Technically, there are two variations on the blue moon, says Thomas Durkin, Deputy Director of the South Dakota Space Grant Consortium.
“The current accepted definition of a blue moon is the second full moon in a single calendar month, which is what we have coming up tomorrow. The second definition is the third full moon in a given season that has four moons," says Durkin.
The last blue moon to fit definition number two occurred on August 20, 2013.
The term blue moon does not refer to color, but don't give up on seeing a truly blue moon just yet.
“When the moon changes color, it can usually be either a reddish color due to dust and particles in the atmosphere, or if the particles in the atmosphere are the right size, it can actually appear blue or lavender" says Durkin. "That occurs less frequently than red moons, otherwise known as blood moons.
“But it can happen, and it has happened in the past, where the moon does appear blue. There were several volcanic eruptions. There was a real significant one back in 1883 with [the eruption of] Krakatoa, where the moon appeared very blue. It also occurred with the eruption in 1980 of Mount St. Helens, and in 1991 of Mount Pinatubo.
“What has to happen is the right sized particles have to be released into the atmosphere. They have to be about one micrometer in diameter. And if that is the only size of particles in the atmosphere, it filters out the red light in the visible spectrum, and scatters that red light, and the moon then appears a bluish color.
"The blue moon will probably not appear blue, because there aren’t any forest fires sending particles up. At least it won’t appear blue in South Dakota.”
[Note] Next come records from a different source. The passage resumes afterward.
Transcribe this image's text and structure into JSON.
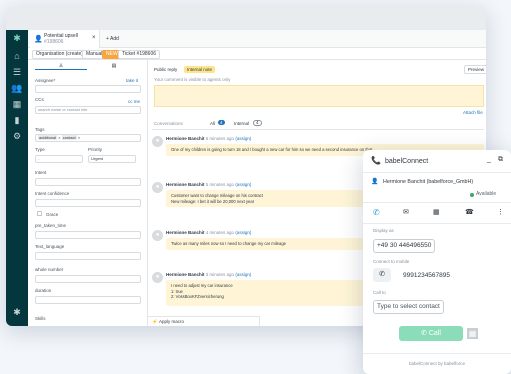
{
  "tabs": {
    "ticket_tab_line1": "Potential upsell",
    "ticket_tab_line2": "#198606",
    "add_label": "+ Add"
  },
  "breadcrumb": {
    "org_label": "Organisation (create)",
    "manual_label": "Manual",
    "status_badge": "NEW",
    "ticket_label": "Ticket #198606"
  },
  "sidebar": {
    "assignee_label": "Assignee*",
    "take_it": "take it",
    "ccs_label": "CCs",
    "cc_me": "cc me",
    "cc_placeholder": "search name or contact info",
    "tags_label": "Tags",
    "tag1": "additional",
    "tag2": "contact",
    "type_label": "Type",
    "type_value": "-",
    "priority_label": "Priority",
    "priority_value": "Urgent",
    "intent_label": "Intent",
    "intent_conf_label": "Intent confidence",
    "grace_label": "Grace",
    "pre_taken_label": "pre_taken_time",
    "text_lang_label": "Text_language",
    "whole_number_label": "whole number",
    "duration_label": "duration",
    "skills_label": "Skills"
  },
  "composer": {
    "public_reply": "Public reply",
    "internal_note": "Internal note",
    "preview": "Preview",
    "visible_notice": "Your comment is visible to agents only",
    "attach": "Attach file"
  },
  "filters": {
    "conversations": "Conversations",
    "all_label": "All",
    "all_count": "4",
    "internal_label": "Internal",
    "internal_count": "4"
  },
  "messages": [
    {
      "author": "Hermione Banchit",
      "time": "6 minutes ago",
      "tag": "(assign)",
      "lines": [
        "One of my children is going to turn 18 and I bought a new car for him so we need a second insurance on that"
      ]
    },
    {
      "author": "Hermione Banchit",
      "time": "5 minutes ago",
      "tag": "(assign)",
      "lines": [
        "Customer want to change mileage on his contract",
        "New mileage: I bet it will be 20,000 next year"
      ]
    },
    {
      "author": "Hermione Banchit",
      "time": "4 minutes ago",
      "tag": "(assign)",
      "lines": [
        "Twice as many miles now so I need to change my car mileage"
      ]
    },
    {
      "author": "Hermione Banchit",
      "time": "3 minutes ago",
      "tag": "(assign)",
      "lines": [
        "I need to adjust my car insurance",
        "1: true",
        "2: VossBoxKFZversicherung"
      ]
    }
  ],
  "apply_macro": "Apply macro",
  "phone": {
    "title": "babelConnect",
    "contact": "Hermione Banchit (babelforce_GmbH)",
    "status": "Available",
    "display_as_label": "Display as",
    "display_as_value": "+49 30 446496550",
    "connect_label": "Connect to mobile",
    "connect_value": "9991234567895",
    "call_to_label": "Call to",
    "call_to_placeholder": "Type to select contact",
    "call_button": "Call",
    "footer": "babelConnect by babelforce"
  },
  "colors": {
    "accent_teal": "#4fc3d4",
    "zendesk_dark": "#03363d",
    "call_green": "#8bdcb8",
    "bubble": "#fff5d6"
  }
}
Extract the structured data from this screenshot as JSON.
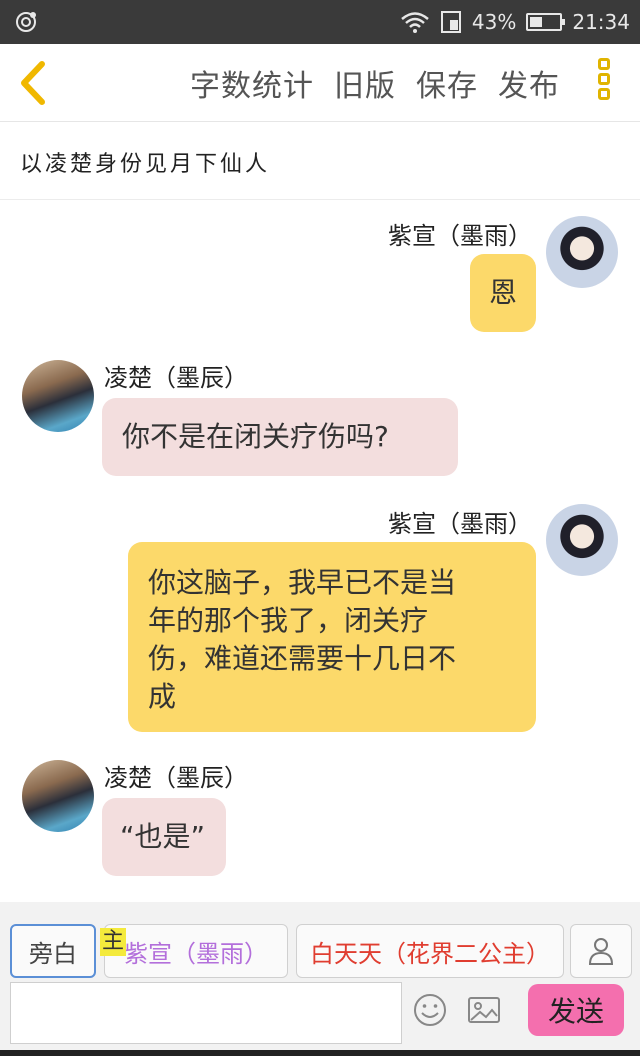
{
  "status_bar": {
    "battery_percent": "43%",
    "battery_level": 0.43,
    "time": "21:34"
  },
  "toolbar": {
    "word_count": "字数统计",
    "old_version": "旧版",
    "save": "保存",
    "publish": "发布"
  },
  "story": {
    "title": "以凌楚身份见月下仙人"
  },
  "messages": [
    {
      "speaker": "紫宣（墨雨）",
      "text": "恩",
      "side": "right"
    },
    {
      "speaker": "凌楚（墨辰）",
      "text": "你不是在闭关疗伤吗?",
      "side": "left"
    },
    {
      "speaker": "紫宣（墨雨）",
      "lines": [
        "你这脑子，我早已不是当",
        "年的那个我了，闭关疗",
        "伤，难道还需要十几日不",
        "成"
      ],
      "side": "right"
    },
    {
      "speaker": "凌楚（墨辰）",
      "text": "“也是”",
      "side": "left"
    }
  ],
  "roles": {
    "narration": "旁白",
    "main_tag": "主",
    "role1": "紫宣（墨雨）",
    "role2": "白天天（花界二公主）"
  },
  "input": {
    "placeholder": "",
    "send": "发送"
  },
  "colors": {
    "accent_yellow": "#fcd96a",
    "bubble_pink": "#f3dede",
    "send_pink": "#f46fae",
    "role1_purple": "#b36fdb",
    "role2_red": "#e03d30"
  }
}
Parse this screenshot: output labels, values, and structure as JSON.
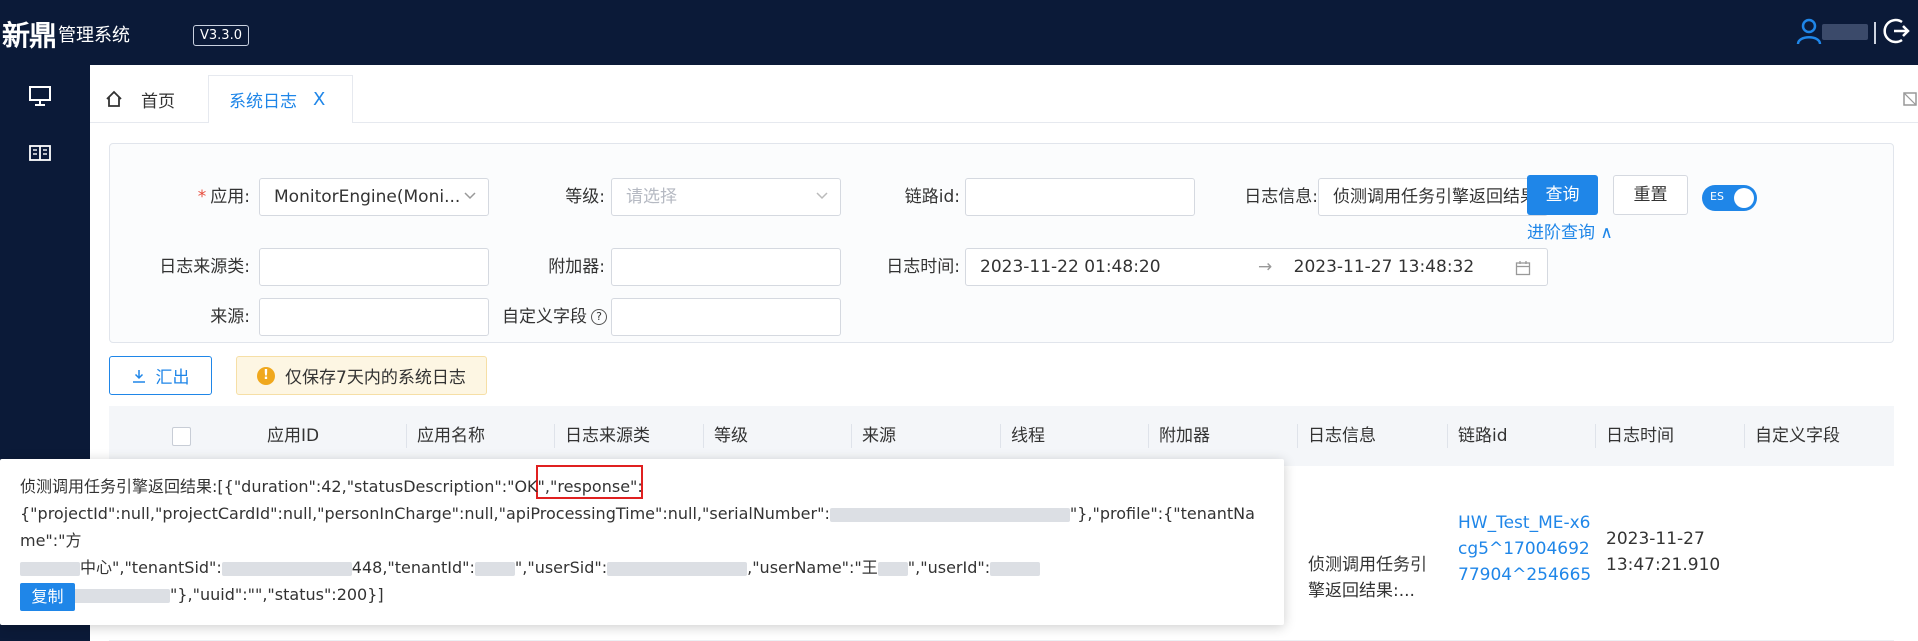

Though the moon will appear full to the naked eye on through Thursday night and into early Friday morning, viewers who wish to truly commune with the blue moon will need to set their alarms.
"The full moon only occurs for about a second," says Durkin, "when the moon is exactly opposite the sun in the earth’s orbit. The actual time for the blue moon will occur at 4:43am Rapid City time."
Visibility should be pretty accessible to all, but for optimum viewing, consider an unobstructed view to the West. “At 4:43am (MT) the moon will be getting close to setting, so you’ll want a good view to the West. You won’t want to be in a valley, where you’ve got a high hill blocking out your view to the western horizon."